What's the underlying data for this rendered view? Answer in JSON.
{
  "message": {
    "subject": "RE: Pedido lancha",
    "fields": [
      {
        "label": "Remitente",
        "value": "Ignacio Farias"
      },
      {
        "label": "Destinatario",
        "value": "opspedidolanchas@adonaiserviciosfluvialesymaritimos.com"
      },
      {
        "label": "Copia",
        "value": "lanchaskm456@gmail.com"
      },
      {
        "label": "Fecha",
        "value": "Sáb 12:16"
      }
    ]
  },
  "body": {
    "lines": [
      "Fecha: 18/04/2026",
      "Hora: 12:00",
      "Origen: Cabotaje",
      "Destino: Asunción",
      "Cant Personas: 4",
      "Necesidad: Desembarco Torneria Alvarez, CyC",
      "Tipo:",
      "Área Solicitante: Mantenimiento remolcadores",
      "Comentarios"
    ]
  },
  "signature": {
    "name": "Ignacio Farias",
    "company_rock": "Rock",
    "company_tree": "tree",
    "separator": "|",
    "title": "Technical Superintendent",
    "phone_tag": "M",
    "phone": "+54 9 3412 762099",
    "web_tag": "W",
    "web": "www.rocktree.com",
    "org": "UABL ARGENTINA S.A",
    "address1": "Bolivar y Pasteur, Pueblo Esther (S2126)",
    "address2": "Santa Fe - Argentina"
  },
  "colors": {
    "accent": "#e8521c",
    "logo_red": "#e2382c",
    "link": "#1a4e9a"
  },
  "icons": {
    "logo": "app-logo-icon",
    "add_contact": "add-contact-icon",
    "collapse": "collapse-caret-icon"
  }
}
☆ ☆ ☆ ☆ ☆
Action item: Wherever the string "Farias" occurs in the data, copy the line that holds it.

Reply to the exercise:
        "value": "Ignacio Farias"
    "name": "Ignacio Farias",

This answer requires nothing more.